Predictors of continuing use of deutetrabenazine therapy among patients with Huntington disease (HD) and tardive dyskinesia (TD) were found to include comorbidities, concomitant medications, and health insurance type, according to study findings presented at the International Congress of Parkinson’s Disease and Movement Disorders (MDS) Virtual Congress 2021, held from September 17 to 22, 2021.


Continue Reading

Deutetrabenazine is a highly selective vesicular monoamine transporter 2 (VMAT2) inhibitor approved by the US Food and Drug Administration to treat TD and chorea-related HD in adults. Previous clinical trials have shown the efficacy and safety of deutetrabenazine; however, predictors of treatment persistence in these patient populations are not well-known.

The objective of the current study was to identify real-world predictors to deutetrabenazine in HD and TD to optimize treatment outcomes for these patients.

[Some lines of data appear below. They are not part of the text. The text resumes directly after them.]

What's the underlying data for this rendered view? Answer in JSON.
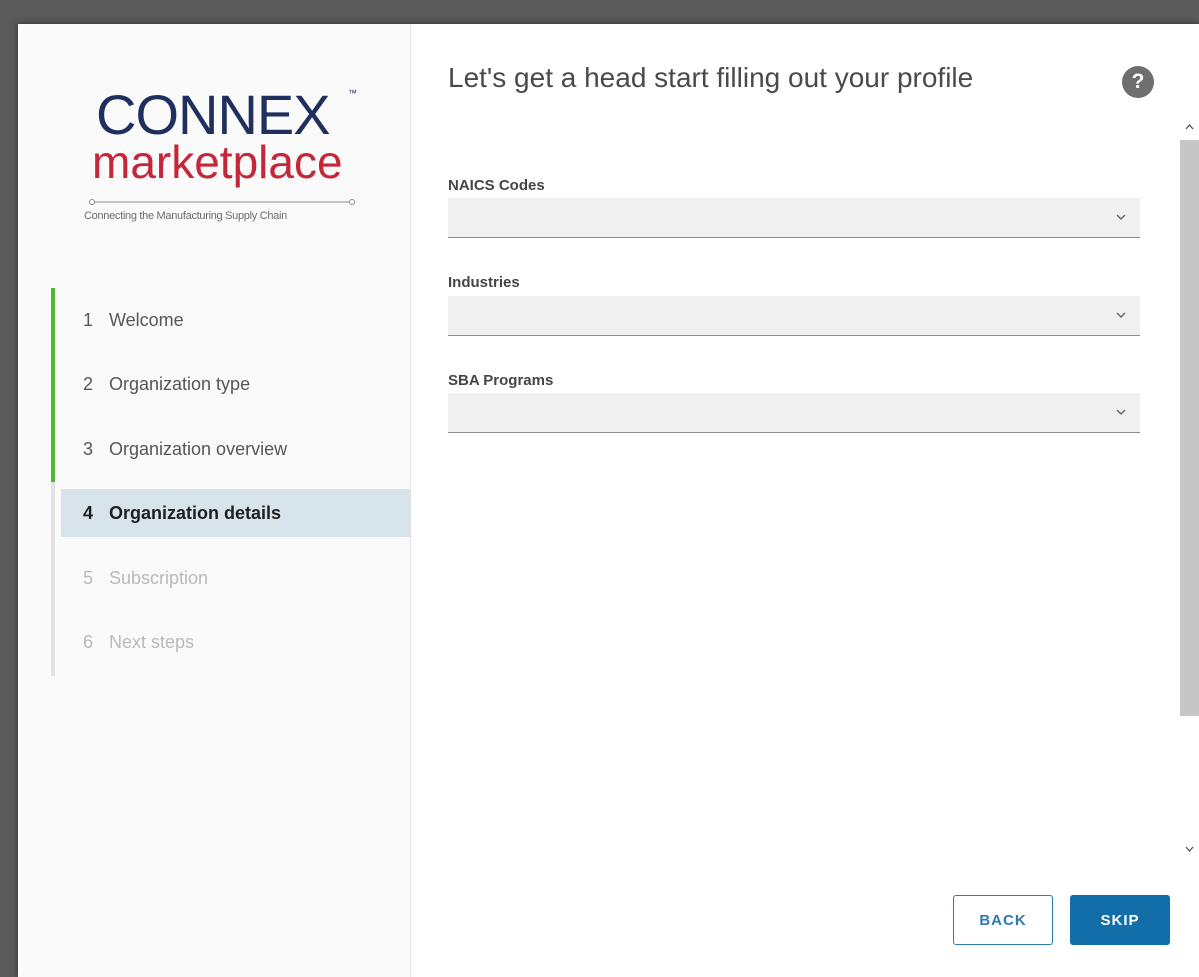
{
  "logo": {
    "brand": "CONNEX",
    "trademark": "™",
    "subbrand": "marketplace",
    "tagline": "Connecting the Manufacturing Supply Chain"
  },
  "steps": [
    {
      "num": "1",
      "label": "Welcome",
      "state": "completed"
    },
    {
      "num": "2",
      "label": "Organization type",
      "state": "completed"
    },
    {
      "num": "3",
      "label": "Organization overview",
      "state": "completed"
    },
    {
      "num": "4",
      "label": "Organization details",
      "state": "active"
    },
    {
      "num": "5",
      "label": "Subscription",
      "state": "disabled"
    },
    {
      "num": "6",
      "label": "Next steps",
      "state": "disabled"
    }
  ],
  "main": {
    "title": "Let's get a head start filling out your profile",
    "help_icon": "?",
    "fields": [
      {
        "label": "NAICS Codes",
        "value": ""
      },
      {
        "label": "Industries",
        "value": ""
      },
      {
        "label": "SBA Programs",
        "value": ""
      }
    ]
  },
  "buttons": {
    "back": "BACK",
    "skip": "SKIP"
  },
  "colors": {
    "progress": "#4fb830",
    "active_step_bg": "#d8e4ec",
    "primary": "#126ea8",
    "logo_navy": "#1f2f5e",
    "logo_red": "#c4263a"
  }
}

Researchers collected data from Symphony Health Solutions Integrated Dataverse between 2017 and 2019 in the United States. Patients with HD (n=281) and TD (n=362) who had 1 or more deutetrabenazine prescription claims were assessed for persistence on the basis of clinical and demographic features. Discontinuation was defined as a treatment gap of more than 30 days during the 6 months after the 30-day stabilization period. Patient groups were divided into modeling and validation cohorts.

Patients with HD were 39.1% men and were mostly aged between 58 and 65 years (36.7%), 48 and 57 years (31.0%), and 38 and 47 years (21.7%). Treatment discontinuation occurred at month 1 among 3.5% of patients, month 3 among 14.7%, and month 6 among 25.4%.

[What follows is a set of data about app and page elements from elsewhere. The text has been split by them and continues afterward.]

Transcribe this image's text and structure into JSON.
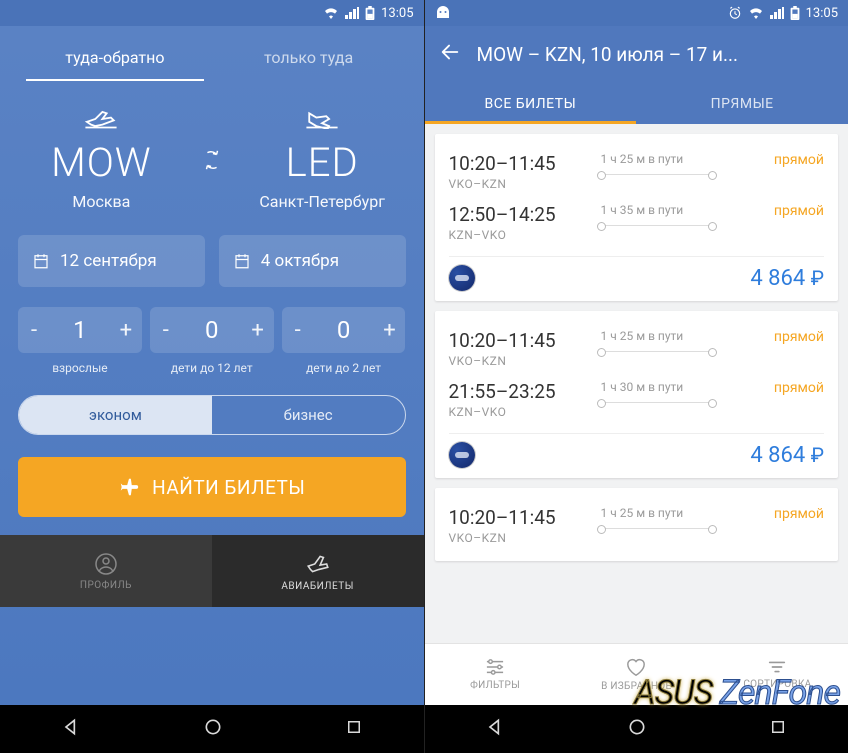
{
  "statusbar": {
    "time": "13:05"
  },
  "left": {
    "tabs": {
      "roundtrip": "туда-обратно",
      "oneway": "только туда"
    },
    "from": {
      "code": "MOW",
      "city": "Москва"
    },
    "to": {
      "code": "LED",
      "city": "Санкт-Петербург"
    },
    "dates": {
      "depart": "12 сентября",
      "return": "4 октября"
    },
    "pax": {
      "adults": {
        "value": "1",
        "label": "взрослые"
      },
      "children": {
        "value": "0",
        "label": "дети до 12 лет"
      },
      "infants": {
        "value": "0",
        "label": "дети до 2 лет"
      }
    },
    "class": {
      "economy": "эконом",
      "business": "бизнес"
    },
    "search_btn": "НАЙТИ БИЛЕТЫ",
    "nav": {
      "profile": "ПРОФИЛЬ",
      "tickets": "АВИАБИЛЕТЫ"
    }
  },
  "right": {
    "title": "MOW – KZN, 10 июля – 17 и...",
    "tabs": {
      "all": "ВСЕ БИЛЕТЫ",
      "direct": "ПРЯМЫЕ"
    },
    "cards": [
      {
        "legs": [
          {
            "time": "10:20–11:45",
            "route": "VKO–KZN",
            "duration": "1 ч 25 м в пути",
            "tag": "прямой"
          },
          {
            "time": "12:50–14:25",
            "route": "KZN–VKO",
            "duration": "1 ч 35 м в пути",
            "tag": "прямой"
          }
        ],
        "price": "4 864"
      },
      {
        "legs": [
          {
            "time": "10:20–11:45",
            "route": "VKO–KZN",
            "duration": "1 ч 25 м в пути",
            "tag": "прямой"
          },
          {
            "time": "21:55–23:25",
            "route": "KZN–VKO",
            "duration": "1 ч 30 м в пути",
            "tag": "прямой"
          }
        ],
        "price": "4 864"
      }
    ],
    "peek": {
      "time": "10:20–11:45",
      "route": "VKO–KZN",
      "duration": "1 ч 25 м в пути",
      "tag": "прямой"
    },
    "bottom": {
      "filters": "ФИЛЬТРЫ",
      "fav": "В ИЗБРАННОЕ",
      "sort": "СОРТИРОВКА"
    }
  },
  "watermark": {
    "a": "ASUS ",
    "b": "ZenFone"
  }
}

Individuals with anxiety disorders were associated with discontinuation of deutetrabenazine treatment (hazard ratio [HR], 2.17; 95% CI, 1.08-4.36; P <.05). Persistence was associated with Medicaid vs Medicare insurance (HR, 0.44; 95% CI, 0.20-0.97; P <.05), use of lipid lowering agents (HR, 0.45; 95% CI, 0.21-0.97; P <.05), and anticonvulsants (HR, 0.50; 95% CI, 0.26-0.97; P <.05).

The model for predicting persistence among the HD model cohort had an area under the curve (AUC) of 0.7969 and the validation set had an AUC of 0.8347.

Patients with TD were 30.7% men and were mostly aged between 58 and 65 years (43.9%), 48 and 57 years (35.6%), and 38 and 47 years (14.4%). Treatment discontinuation occurred at month 1 among 5.4%, month 3 among 22.3%, and month 6 among 36.2%.

Individuals with schizoaffective disorder or schizophrenia (HR, 6.22; 95% CI, 1.45-26.72; P <.05) or sleep-awake disorders (HR, 5.61; 95% CI, 1.22-25.73; P <.05) were associated with discontinuation of deutetrabenazine. Persistence was associated with use of lipid-lowering medications (HR, 0.21; 95% CI, 0.05-0.98; P <.05).

The prediction for persistence among the TD modeling and validation cohorts had AUC values of 0.7919 and 0.7715, respectively.

It was unclear why these clinical or demographic features were associated with the maintenance of deutetrabenazine therapy, warranting additional study.

Study authors noted that comorbidities, concomitant medications, and health insurance type may allow for more effective prediction of which patients with HD or TD were more or less likely to discontinue deutetrabenazine therapy.

“Health care providers can leverage these findings to better understand and aid patient populations at the greatest risk for negative treatment utilization outcomes,” they concluded.

Disclosure: Multiple authors declared affiliations with industry. Please refer to the original reference for a full list of disclosures.

Reference

Claassen DO, Ayyagari R, Garcia-Horton V, et al. Predictors of persistence to deutetrabenazine among patients with tardive dyskinesia and Huntington’s disease. Presented at: MDS Virtual Congress 2021; September 17-22, 2021. Abstract 69.